Book Reviews · cycling · fitness

Reading about riding around the world

Two years ago I finished and reviewed This Road I Ride: My Incredible Journey from Novice to Fastest Woman to Cycle the Globe by Juliana Buhring.

This year I read Coffee First, Then the World: One Woman’s Record Breaking Pedal Around the Planet by Jenny Graham.

I was reading it at the same time as Nat’s partner Michel was attempting a 1000 km ride. I blogged about not being tempted by either option. But obviously I’m a bit fascinated by people who have this in them.

The book was published this spring but the ride was in 2018.

Here’s the basic facts.

Who: Jenny Graham, 38 year old Scottish endurance cyclist and adventurer

What: 18,000 miles, 16 countries, 124 days

If you don’t want to read the full book, you can read Bicycling magazine’s short version here or the Guardian’s account here.
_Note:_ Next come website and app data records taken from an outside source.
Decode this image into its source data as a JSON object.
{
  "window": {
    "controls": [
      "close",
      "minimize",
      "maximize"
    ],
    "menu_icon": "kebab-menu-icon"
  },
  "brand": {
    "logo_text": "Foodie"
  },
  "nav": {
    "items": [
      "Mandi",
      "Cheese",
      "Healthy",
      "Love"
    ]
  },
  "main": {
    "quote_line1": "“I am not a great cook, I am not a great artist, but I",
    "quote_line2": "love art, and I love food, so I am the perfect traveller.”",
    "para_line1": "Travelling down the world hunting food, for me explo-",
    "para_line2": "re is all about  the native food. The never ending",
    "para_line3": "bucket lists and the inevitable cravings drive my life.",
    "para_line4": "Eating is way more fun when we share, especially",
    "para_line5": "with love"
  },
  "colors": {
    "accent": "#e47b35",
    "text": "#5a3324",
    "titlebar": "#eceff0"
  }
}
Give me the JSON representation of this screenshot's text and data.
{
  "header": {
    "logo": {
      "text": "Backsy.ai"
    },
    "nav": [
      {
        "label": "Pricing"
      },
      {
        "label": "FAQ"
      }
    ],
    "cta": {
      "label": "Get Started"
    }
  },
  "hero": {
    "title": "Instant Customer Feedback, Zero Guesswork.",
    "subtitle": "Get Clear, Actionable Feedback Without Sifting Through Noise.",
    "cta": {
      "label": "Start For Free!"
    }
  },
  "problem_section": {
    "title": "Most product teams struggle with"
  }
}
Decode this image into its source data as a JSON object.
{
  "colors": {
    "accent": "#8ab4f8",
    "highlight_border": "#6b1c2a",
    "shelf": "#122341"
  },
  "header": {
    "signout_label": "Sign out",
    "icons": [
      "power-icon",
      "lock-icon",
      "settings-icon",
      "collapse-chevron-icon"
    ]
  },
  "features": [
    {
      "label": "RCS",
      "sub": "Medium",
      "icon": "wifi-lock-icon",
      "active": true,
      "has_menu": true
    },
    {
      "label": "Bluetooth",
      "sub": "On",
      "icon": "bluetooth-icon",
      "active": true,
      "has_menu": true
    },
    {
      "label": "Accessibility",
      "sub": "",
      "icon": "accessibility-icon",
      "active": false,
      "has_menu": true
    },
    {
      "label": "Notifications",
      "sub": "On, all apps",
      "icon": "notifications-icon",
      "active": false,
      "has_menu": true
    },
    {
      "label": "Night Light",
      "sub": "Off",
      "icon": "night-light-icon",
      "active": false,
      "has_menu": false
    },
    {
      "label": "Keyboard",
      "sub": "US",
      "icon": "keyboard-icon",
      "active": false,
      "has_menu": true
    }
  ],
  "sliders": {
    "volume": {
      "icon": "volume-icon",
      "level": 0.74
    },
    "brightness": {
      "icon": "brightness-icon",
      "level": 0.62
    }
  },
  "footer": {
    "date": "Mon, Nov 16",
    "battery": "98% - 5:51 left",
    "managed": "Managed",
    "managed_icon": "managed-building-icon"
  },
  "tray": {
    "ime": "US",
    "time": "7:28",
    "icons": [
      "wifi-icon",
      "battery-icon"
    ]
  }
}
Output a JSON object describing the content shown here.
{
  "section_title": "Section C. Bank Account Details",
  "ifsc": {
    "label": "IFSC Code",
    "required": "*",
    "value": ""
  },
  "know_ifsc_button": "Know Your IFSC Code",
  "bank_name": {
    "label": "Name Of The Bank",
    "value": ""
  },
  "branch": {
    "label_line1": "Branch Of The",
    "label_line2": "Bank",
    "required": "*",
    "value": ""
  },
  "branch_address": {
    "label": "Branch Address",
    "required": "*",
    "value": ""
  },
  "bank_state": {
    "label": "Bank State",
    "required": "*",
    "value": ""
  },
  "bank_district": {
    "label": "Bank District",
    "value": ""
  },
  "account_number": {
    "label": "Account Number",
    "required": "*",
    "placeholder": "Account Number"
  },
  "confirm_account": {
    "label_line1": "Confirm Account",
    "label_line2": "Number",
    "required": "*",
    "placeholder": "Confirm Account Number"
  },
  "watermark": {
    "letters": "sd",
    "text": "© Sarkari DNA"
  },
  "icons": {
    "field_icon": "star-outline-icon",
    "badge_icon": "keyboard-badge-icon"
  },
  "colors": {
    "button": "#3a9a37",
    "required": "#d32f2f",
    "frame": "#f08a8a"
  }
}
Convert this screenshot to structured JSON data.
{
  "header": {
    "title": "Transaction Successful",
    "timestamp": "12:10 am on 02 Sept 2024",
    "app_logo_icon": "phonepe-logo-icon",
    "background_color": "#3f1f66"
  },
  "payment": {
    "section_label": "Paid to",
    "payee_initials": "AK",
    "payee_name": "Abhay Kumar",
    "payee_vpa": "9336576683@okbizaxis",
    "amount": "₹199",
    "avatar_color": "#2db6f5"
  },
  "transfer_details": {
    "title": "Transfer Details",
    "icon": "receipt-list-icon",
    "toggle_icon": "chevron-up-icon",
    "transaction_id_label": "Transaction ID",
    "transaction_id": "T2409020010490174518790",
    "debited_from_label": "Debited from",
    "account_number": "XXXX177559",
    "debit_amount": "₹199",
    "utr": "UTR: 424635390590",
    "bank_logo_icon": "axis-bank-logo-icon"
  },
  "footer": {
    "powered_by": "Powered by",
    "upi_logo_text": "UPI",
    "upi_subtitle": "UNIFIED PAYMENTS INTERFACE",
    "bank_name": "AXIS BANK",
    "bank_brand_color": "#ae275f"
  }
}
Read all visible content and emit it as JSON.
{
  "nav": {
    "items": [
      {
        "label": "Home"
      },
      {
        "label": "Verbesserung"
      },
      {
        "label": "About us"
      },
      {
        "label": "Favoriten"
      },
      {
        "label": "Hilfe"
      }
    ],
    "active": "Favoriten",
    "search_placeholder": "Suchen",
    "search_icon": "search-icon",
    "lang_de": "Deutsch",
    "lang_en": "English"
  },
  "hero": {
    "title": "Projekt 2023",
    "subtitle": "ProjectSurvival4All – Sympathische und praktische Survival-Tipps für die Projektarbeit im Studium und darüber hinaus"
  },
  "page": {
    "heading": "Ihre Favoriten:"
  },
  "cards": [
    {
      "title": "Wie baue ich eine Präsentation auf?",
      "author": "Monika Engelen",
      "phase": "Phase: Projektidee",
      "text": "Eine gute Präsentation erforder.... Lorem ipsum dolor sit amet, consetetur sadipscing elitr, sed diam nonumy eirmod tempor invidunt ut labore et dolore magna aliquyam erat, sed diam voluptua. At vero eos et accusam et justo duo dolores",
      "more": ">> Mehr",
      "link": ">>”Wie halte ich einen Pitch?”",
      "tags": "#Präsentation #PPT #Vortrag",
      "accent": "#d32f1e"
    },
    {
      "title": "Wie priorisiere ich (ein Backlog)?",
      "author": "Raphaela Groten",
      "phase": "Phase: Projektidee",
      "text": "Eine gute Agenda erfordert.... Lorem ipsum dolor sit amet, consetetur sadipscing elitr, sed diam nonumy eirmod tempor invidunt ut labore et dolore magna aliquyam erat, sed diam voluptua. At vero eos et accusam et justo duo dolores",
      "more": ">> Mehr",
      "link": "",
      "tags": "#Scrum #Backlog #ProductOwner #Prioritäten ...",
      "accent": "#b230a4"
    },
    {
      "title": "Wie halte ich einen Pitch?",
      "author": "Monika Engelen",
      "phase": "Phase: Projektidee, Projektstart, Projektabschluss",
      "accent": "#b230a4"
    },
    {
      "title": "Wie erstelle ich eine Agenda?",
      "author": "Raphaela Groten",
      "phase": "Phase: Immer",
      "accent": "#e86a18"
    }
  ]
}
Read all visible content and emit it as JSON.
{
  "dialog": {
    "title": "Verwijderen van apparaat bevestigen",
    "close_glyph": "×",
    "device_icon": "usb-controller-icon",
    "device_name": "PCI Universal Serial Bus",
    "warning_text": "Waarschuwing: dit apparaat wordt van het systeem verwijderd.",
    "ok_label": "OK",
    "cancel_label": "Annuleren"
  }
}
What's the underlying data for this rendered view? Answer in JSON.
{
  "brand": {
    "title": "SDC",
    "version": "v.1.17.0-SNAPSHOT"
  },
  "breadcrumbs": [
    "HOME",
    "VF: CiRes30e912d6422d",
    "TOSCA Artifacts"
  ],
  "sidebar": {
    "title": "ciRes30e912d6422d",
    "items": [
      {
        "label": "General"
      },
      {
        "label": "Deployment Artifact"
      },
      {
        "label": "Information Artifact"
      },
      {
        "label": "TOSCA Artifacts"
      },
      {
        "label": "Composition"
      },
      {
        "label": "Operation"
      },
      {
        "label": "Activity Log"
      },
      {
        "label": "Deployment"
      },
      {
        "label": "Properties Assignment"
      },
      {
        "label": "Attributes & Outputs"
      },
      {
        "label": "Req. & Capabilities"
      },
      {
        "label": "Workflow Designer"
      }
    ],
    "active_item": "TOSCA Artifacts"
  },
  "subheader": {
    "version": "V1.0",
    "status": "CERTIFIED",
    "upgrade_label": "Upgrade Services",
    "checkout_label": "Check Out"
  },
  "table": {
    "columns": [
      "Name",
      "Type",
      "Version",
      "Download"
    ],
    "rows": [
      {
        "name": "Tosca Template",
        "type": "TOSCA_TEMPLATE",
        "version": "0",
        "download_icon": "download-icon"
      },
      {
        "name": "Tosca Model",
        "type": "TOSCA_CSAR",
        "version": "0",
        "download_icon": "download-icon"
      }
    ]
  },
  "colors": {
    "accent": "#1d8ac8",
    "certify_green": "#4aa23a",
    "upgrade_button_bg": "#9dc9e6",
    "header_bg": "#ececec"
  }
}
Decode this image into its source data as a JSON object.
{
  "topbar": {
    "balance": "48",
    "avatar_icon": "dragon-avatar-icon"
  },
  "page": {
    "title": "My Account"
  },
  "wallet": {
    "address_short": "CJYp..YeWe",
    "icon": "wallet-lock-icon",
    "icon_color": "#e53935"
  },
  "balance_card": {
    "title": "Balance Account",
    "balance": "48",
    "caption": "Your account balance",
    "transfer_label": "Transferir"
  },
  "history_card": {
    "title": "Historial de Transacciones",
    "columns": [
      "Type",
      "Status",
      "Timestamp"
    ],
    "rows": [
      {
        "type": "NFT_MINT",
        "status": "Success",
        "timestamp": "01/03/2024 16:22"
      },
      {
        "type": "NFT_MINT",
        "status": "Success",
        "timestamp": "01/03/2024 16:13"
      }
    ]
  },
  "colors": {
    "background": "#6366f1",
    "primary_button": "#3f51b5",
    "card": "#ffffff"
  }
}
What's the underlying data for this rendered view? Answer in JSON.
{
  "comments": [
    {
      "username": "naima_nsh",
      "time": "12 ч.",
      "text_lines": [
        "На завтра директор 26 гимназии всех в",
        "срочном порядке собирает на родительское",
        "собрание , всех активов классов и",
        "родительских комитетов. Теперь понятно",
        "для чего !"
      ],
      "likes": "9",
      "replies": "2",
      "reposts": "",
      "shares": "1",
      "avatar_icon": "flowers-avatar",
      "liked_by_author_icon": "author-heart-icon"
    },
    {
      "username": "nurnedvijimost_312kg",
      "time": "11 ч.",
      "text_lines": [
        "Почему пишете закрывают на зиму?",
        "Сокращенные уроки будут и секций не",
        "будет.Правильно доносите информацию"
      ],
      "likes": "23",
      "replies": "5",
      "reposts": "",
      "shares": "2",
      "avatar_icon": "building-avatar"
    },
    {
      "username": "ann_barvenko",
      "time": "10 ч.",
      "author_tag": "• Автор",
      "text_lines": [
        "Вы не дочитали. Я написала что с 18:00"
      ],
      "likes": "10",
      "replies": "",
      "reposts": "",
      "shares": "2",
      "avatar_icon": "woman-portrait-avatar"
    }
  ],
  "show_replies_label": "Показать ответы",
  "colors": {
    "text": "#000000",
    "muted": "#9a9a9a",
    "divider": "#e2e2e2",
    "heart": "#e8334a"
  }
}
In light of Nat’s post about providing support for Michel’s ride, it won’t be a surprise that for Jenny Graham’s ride which was required by Guinness to be unsupported in order to count, the main challenges were logistical.

There were broken bike parts, lots of sleeping in ditches and bus shelters, googling coffee and breakfast near me, unexpected menstrual needs, charging of all the equipment, and many opportunities to persuade well meaning strangers that it was okay for a woman to ride alone at night.

Interestingly for us more everyday riders there was also no angst about speed or fitness.

As with Buhring’s book there’s a lot of racing to the next stopping point and not so much introspection. There’s also a lot less detail than you might expect about the places Graham is riding through. We get to know Canada through Tim Hortons and her fear of bears and Australia through long straight roads, winter riding conditions, snakes and kangaroos. The section on riding through Russia was like an advertisement not to do that with lots of near death on the roads.

The book really is a head down story of the logistics of managing this sort of ride. Yet somehow you get inside Graham’s head and Graham’s story is pretty engaging.

It did make me think more about some extended bikepacking trips but it also hammered home for me that I like riding with my head up and seeing the places I’m riding. Also, both books and Michel’s trip which I followed along with Nat on social media, made me realize how much sleep matters to me. There was a lot of talk about sleep deprivation in the book along with accounts of mini naps and drifting off the road. I knew she made it and even so I found it hard to read.

The book is gripping–i read it pretty quickly–but it’s not the adventure book I’d imagined.

You can read the history of the record Jenny Graham holds here.